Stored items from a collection
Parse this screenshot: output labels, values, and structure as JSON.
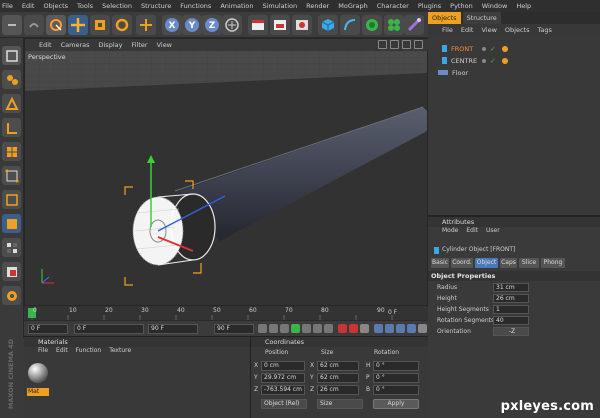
{
  "menubar": [
    "File",
    "Edit",
    "Objects",
    "Tools",
    "Selection",
    "Structure",
    "Functions",
    "Animation",
    "Simulation",
    "Render",
    "MoGraph",
    "Character",
    "Plugins",
    "Python",
    "Window",
    "Help"
  ],
  "viewport": {
    "menu": [
      "Edit",
      "Cameras",
      "Display",
      "Filter",
      "View"
    ],
    "label": "Perspective"
  },
  "timeline": {
    "ticks": [
      "0",
      "10",
      "20",
      "30",
      "40",
      "50",
      "60",
      "70",
      "80",
      "90"
    ],
    "end": "0 F",
    "start_field": "0 F",
    "current_field": "0 F",
    "min_field": "90 F",
    "max_field": "90 F"
  },
  "materials": {
    "title": "Materials",
    "menu": [
      "File",
      "Edit",
      "Function",
      "Texture"
    ],
    "item": "Mat"
  },
  "coordinates": {
    "title": "Coordinates",
    "headers": [
      "Position",
      "Size",
      "Rotation"
    ],
    "rows": [
      {
        "axis": "X",
        "pos": "0 cm",
        "saxis": "X",
        "size": "62 cm",
        "raxis": "H",
        "rot": "0 °"
      },
      {
        "axis": "Y",
        "pos": "29.972 cm",
        "saxis": "Y",
        "size": "62 cm",
        "raxis": "P",
        "rot": "0 °"
      },
      {
        "axis": "Z",
        "pos": "-763.594 cm",
        "saxis": "Z",
        "size": "26 cm",
        "raxis": "B",
        "rot": "0 °"
      }
    ],
    "mode": "Object (Rel)",
    "size_mode": "Size",
    "apply": "Apply"
  },
  "objects": {
    "tabs": [
      "Objects",
      "Structure"
    ],
    "menu": [
      "File",
      "Edit",
      "View",
      "Objects",
      "Tags"
    ],
    "items": [
      {
        "name": "FRONT",
        "color": "#ff8c3a"
      },
      {
        "name": "CENTRE",
        "color": "#d0d0d0"
      },
      {
        "name": "Floor",
        "color": "#d0d0d0"
      }
    ]
  },
  "attributes": {
    "title": "Attributes",
    "menu": [
      "Mode",
      "Edit",
      "User"
    ],
    "object": "Cylinder Object [FRONT]",
    "tabs": [
      "Basic",
      "Coord.",
      "Object",
      "Caps",
      "Slice",
      "Phong"
    ],
    "section": "Object Properties",
    "props": [
      {
        "label": "Radius",
        "value": "31 cm"
      },
      {
        "label": "Height",
        "value": "26 cm"
      },
      {
        "label": "Height Segments",
        "value": "1"
      },
      {
        "label": "Rotation Segments",
        "value": "40"
      },
      {
        "label": "Orientation",
        "value": "-Z"
      }
    ]
  },
  "brand": {
    "vertical": "MAXON CINEMA 4D"
  },
  "watermark": "pxleyes.com"
}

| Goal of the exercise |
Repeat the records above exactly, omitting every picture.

| Your solution |
Parse this screenshot: output labels, values, and structure as JSON.
{
  "menubar": [
    "File",
    "Edit",
    "Objects",
    "Tools",
    "Selection",
    "Structure",
    "Functions",
    "Animation",
    "Simulation",
    "Render",
    "MoGraph",
    "Character",
    "Plugins",
    "Python",
    "Window",
    "Help"
  ],
  "viewport": {
    "menu": [
      "Edit",
      "Cameras",
      "Display",
      "Filter",
      "View"
    ],
    "label": "Perspective"
  },
  "timeline": {
    "ticks": [
      "0",
      "10",
      "20",
      "30",
      "40",
      "50",
      "60",
      "70",
      "80",
      "90"
    ],
    "end": "0 F",
    "start_field": "0 F",
    "current_field": "0 F",
    "min_field": "90 F",
    "max_field": "90 F"
  },
  "materials": {
    "title": "Materials",
    "menu": [
      "File",
      "Edit",
      "Function",
      "Texture"
    ],
    "item": "Mat"
  },
  "coordinates": {
    "title": "Coordinates",
    "headers": [
      "Position",
      "Size",
      "Rotation"
    ],
    "rows": [
      {
        "axis": "X",
        "pos": "0 cm",
        "saxis": "X",
        "size": "62 cm",
        "raxis": "H",
        "rot": "0 °"
      },
      {
        "axis": "Y",
        "pos": "29.972 cm",
        "saxis": "Y",
        "size": "62 cm",
        "raxis": "P",
        "rot": "0 °"
      },
      {
        "axis": "Z",
        "pos": "-763.594 cm",
        "saxis": "Z",
        "size": "26 cm",
        "raxis": "B",
        "rot": "0 °"
      }
    ],
    "mode": "Object (Rel)",
    "size_mode": "Size",
    "apply": "Apply"
  },
  "objects": {
    "tabs": [
      "Objects",
      "Structure"
    ],
    "menu": [
      "File",
      "Edit",
      "View",
      "Objects",
      "Tags"
    ],
    "items": [
      {
        "name": "FRONT",
        "color": "#ff8c3a"
      },
      {
        "name": "CENTRE",
        "color": "#d0d0d0"
      },
      {
        "name": "Floor",
        "color": "#d0d0d0"
      }
    ]
  },
  "attributes": {
    "title": "Attributes",
    "menu": [
      "Mode",
      "Edit",
      "User"
    ],
    "object": "Cylinder Object [FRONT]",
    "tabs": [
      "Basic",
      "Coord.",
      "Object",
      "Caps",
      "Slice",
      "Phong"
    ],
    "section": "Object Properties",
    "props": [
      {
        "label": "Radius",
        "value": "31 cm"
      },
      {
        "label": "Height",
        "value": "26 cm"
      },
      {
        "label": "Height Segments",
        "value": "1"
      },
      {
        "label": "Rotation Segments",
        "value": "40"
      },
      {
        "label": "Orientation",
        "value": "-Z"
      }
    ]
  },
  "brand": {
    "vertical": "MAXON CINEMA 4D"
  },
  "watermark": "pxleyes.com"
}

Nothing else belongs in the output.